If we want to use the Python modules with the script, we invoke one of the Python modules by supplying one of them as the argument of the -m flag of the Python executable:

python -m smp PYTHONPROGRAM.py           # Use SMP with Python script
python -m tbb PYTHONPROGRAM.py           # Use TBB with Python script

Additionally, the TBB module has various options. For example, we can supply a -p flag with Tbb to limit the maximum number of threads:

python -m tbb -p $MAX_NUM_OF_THREADS PYTHONPROGRAM.py

And for a Python script with high thread subscription in the inner parallelism level and unbalanced work, we can set the variable KMP_COMPOSABILITY for a bash shell as follows:

KMP_COMPOSABILITY=mode=exclusive python

To read about additional resources for Intel TBB and SMP, we recommend the SciPy 2017 tutorial given by Anton Malakhov. Or you can find a tutorial at Unleash the Parallel Performance of Python* Programs.

Tip 5: Turn on transparent hugepages for memory allocation on Cray Linux*

The Linux* OS has a feature called hugepages that can accelerate programs with a large memory footprint by 50 percent or greater. For many Linux systems, the hugepages functionality is transparently provided by the kernel. Enabling hugepages for Python on Cray Linux requires some extra steps. Our team at Intel has verified that the presence of hugepages is needed to achieve the best possible performances for some large matrix operations (> 5000 x 5000 matrix size). These operations include LU, QR, SVD, and Cholesky decompositions.

First, on the relevant Cray system, check that the system hugepages module is loaded. For example, if Tcl* modules are used, you can find and load the system hugepages module via instructions similar to:

module avail craype-hugepages2M
module load craype-hugepages2M

You will also need to run the one-line ainstallation instruction of the hugetlbfs package within a Conda Python environment or installation:

You will also need to run the one-line installation instruction of the hugetlbfs package within a Conda Python environment or installation:

conda install -c intel hugetlbfs

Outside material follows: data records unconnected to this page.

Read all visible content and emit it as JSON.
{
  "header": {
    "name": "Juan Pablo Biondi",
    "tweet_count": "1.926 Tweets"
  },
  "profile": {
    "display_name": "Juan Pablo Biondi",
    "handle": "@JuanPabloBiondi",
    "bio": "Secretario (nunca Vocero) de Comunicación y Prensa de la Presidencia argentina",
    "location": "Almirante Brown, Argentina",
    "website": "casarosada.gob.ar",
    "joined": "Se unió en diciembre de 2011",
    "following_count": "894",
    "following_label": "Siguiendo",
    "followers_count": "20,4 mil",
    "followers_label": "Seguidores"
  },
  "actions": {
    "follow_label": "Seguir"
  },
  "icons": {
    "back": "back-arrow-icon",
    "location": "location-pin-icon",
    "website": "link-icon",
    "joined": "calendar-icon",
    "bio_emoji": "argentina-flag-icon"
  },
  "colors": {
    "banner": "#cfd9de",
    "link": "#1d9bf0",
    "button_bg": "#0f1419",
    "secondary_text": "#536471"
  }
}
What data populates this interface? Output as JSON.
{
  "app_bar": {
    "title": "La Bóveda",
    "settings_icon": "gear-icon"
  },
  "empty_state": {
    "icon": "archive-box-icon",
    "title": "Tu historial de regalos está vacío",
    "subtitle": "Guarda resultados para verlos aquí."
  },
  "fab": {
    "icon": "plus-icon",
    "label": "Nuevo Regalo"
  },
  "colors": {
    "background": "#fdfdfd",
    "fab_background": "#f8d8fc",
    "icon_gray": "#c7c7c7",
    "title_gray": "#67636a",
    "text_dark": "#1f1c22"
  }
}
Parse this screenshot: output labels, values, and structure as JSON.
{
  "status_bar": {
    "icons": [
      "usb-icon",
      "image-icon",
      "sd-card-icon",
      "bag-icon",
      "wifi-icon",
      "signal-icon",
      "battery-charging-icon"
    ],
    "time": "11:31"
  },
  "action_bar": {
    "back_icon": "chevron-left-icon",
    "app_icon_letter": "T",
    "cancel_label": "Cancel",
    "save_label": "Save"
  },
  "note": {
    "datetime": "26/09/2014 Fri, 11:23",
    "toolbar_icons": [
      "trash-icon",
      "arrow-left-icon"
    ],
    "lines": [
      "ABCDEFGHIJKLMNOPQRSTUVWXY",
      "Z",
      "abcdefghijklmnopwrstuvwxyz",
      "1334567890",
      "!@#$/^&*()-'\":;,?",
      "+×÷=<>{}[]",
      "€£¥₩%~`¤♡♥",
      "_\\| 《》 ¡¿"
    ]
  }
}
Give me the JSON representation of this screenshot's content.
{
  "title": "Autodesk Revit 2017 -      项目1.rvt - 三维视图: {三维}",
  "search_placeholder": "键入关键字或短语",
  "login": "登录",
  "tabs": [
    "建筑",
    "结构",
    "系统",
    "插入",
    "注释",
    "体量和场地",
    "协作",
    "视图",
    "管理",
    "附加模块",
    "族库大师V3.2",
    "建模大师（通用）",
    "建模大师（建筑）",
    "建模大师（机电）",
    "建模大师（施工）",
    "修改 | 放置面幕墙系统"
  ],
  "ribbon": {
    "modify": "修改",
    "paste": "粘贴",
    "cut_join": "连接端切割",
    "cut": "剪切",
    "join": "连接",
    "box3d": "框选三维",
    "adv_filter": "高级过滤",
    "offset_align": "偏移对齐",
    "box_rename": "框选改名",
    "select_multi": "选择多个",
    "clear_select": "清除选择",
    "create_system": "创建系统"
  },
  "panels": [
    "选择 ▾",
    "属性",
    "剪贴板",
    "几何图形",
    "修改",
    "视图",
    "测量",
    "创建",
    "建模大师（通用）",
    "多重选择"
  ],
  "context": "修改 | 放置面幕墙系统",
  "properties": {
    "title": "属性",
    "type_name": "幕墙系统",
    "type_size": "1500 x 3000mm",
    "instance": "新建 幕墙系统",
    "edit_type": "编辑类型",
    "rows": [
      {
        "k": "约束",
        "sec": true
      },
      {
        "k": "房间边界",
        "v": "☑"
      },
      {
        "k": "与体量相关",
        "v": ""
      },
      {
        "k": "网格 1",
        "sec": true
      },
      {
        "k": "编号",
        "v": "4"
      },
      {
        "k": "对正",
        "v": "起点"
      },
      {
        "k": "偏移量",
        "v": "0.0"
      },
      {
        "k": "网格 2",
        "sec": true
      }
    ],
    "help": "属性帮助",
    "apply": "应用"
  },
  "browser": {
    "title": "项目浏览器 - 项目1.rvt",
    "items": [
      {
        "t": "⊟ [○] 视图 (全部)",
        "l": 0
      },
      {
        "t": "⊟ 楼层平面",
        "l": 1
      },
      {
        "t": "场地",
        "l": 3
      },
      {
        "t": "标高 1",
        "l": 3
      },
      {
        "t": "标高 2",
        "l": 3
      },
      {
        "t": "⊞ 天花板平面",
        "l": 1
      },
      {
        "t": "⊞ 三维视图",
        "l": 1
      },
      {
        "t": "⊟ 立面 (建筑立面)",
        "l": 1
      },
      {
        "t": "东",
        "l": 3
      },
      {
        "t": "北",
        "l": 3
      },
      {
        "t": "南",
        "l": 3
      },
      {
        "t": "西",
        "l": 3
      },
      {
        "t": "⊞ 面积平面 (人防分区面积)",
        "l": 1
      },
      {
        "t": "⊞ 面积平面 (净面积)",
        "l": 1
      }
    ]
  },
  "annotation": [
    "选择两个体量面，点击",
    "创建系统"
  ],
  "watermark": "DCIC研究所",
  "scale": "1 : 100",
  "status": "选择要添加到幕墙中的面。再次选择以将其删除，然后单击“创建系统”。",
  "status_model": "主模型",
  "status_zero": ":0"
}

After that the Python binary within the conda environment will allocate the memory for objects using hugepages.

For more complete information about compiler optimizations, see our Optimization Notice.